TASK TO CARRY OUT — From the first line to the last, print the records exactly, leaving out the pictures.

EXERCISE DATA —
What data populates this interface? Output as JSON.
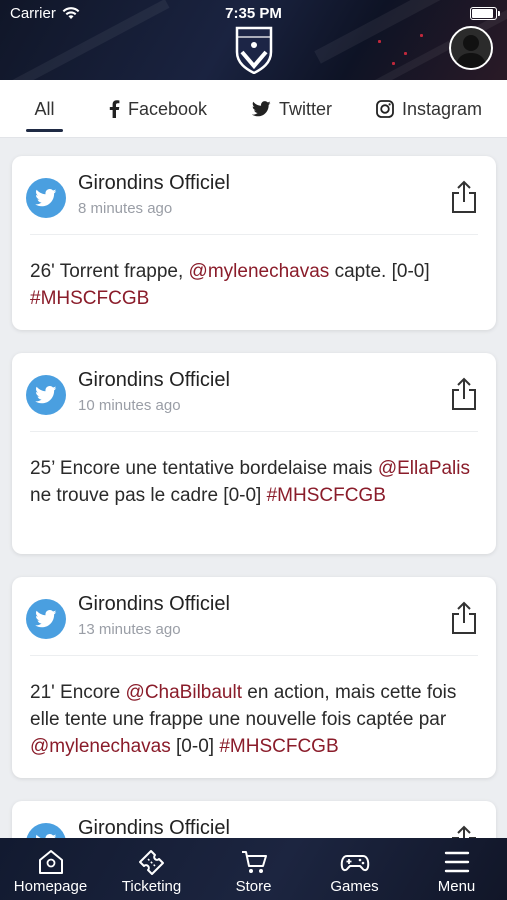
{
  "status": {
    "carrier": "Carrier",
    "time": "7:35 PM"
  },
  "tabs": [
    {
      "label": "All",
      "icon": "none",
      "active": true
    },
    {
      "label": "Facebook",
      "icon": "facebook-icon"
    },
    {
      "label": "Twitter",
      "icon": "twitter-icon"
    },
    {
      "label": "Instagram",
      "icon": "instagram-icon"
    }
  ],
  "posts": [
    {
      "author": "Girondins Officiel",
      "time": "8 minutes ago",
      "segments": [
        {
          "t": "26' Torrent frappe, "
        },
        {
          "t": "@mylenechavas",
          "m": true
        },
        {
          "t": " capte. [0-0] "
        },
        {
          "t": "#MHSCFCGB",
          "m": true
        }
      ]
    },
    {
      "author": "Girondins Officiel",
      "time": "10 minutes ago",
      "segments": [
        {
          "t": "25’ Encore une tentative bordelaise mais "
        },
        {
          "t": "@EllaPalis",
          "m": true
        },
        {
          "t": " ne trouve pas le cadre [0-0] "
        },
        {
          "t": "#MHSCFCGB",
          "m": true
        }
      ]
    },
    {
      "author": "Girondins Officiel",
      "time": "13 minutes ago",
      "segments": [
        {
          "t": "21' Encore "
        },
        {
          "t": "@ChaBilbault",
          "m": true
        },
        {
          "t": " en action, mais cette fois elle tente une frappe une nouvelle fois captée par "
        },
        {
          "t": "@mylenechavas",
          "m": true
        },
        {
          "t": " [0-0] "
        },
        {
          "t": "#MHSCFCGB",
          "m": true
        }
      ]
    },
    {
      "author": "Girondins Officiel",
      "time": "",
      "segments": []
    }
  ],
  "nav": [
    {
      "label": "Homepage",
      "icon": "home-icon"
    },
    {
      "label": "Ticketing",
      "icon": "ticket-icon"
    },
    {
      "label": "Store",
      "icon": "cart-icon"
    },
    {
      "label": "Games",
      "icon": "gamepad-icon"
    },
    {
      "label": "Menu",
      "icon": "menu-icon"
    }
  ],
  "colors": {
    "mention": "#8a1c2a",
    "twitter": "#4a9fe0",
    "navy": "#1a2340"
  }
}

FINAL ANSWER —
What data populates this interface? Output as JSON.
{
  "status": {
    "carrier": "Carrier",
    "time": "7:35 PM"
  },
  "tabs": [
    {
      "label": "All",
      "icon": "none",
      "active": true
    },
    {
      "label": "Facebook",
      "icon": "facebook-icon"
    },
    {
      "label": "Twitter",
      "icon": "twitter-icon"
    },
    {
      "label": "Instagram",
      "icon": "instagram-icon"
    }
  ],
  "posts": [
    {
      "author": "Girondins Officiel",
      "time": "8 minutes ago",
      "segments": [
        {
          "t": "26' Torrent frappe, "
        },
        {
          "t": "@mylenechavas",
          "m": true
        },
        {
          "t": " capte. [0-0] "
        },
        {
          "t": "#MHSCFCGB",
          "m": true
        }
      ]
    },
    {
      "author": "Girondins Officiel",
      "time": "10 minutes ago",
      "segments": [
        {
          "t": "25’ Encore une tentative bordelaise mais "
        },
        {
          "t": "@EllaPalis",
          "m": true
        },
        {
          "t": " ne trouve pas le cadre [0-0] "
        },
        {
          "t": "#MHSCFCGB",
          "m": true
        }
      ]
    },
    {
      "author": "Girondins Officiel",
      "time": "13 minutes ago",
      "segments": [
        {
          "t": "21' Encore "
        },
        {
          "t": "@ChaBilbault",
          "m": true
        },
        {
          "t": " en action, mais cette fois elle tente une frappe une nouvelle fois captée par "
        },
        {
          "t": "@mylenechavas",
          "m": true
        },
        {
          "t": " [0-0] "
        },
        {
          "t": "#MHSCFCGB",
          "m": true
        }
      ]
    },
    {
      "author": "Girondins Officiel",
      "time": "",
      "segments": []
    }
  ],
  "nav": [
    {
      "label": "Homepage",
      "icon": "home-icon"
    },
    {
      "label": "Ticketing",
      "icon": "ticket-icon"
    },
    {
      "label": "Store",
      "icon": "cart-icon"
    },
    {
      "label": "Games",
      "icon": "gamepad-icon"
    },
    {
      "label": "Menu",
      "icon": "menu-icon"
    }
  ],
  "colors": {
    "mention": "#8a1c2a",
    "twitter": "#4a9fe0",
    "navy": "#1a2340"
  }
}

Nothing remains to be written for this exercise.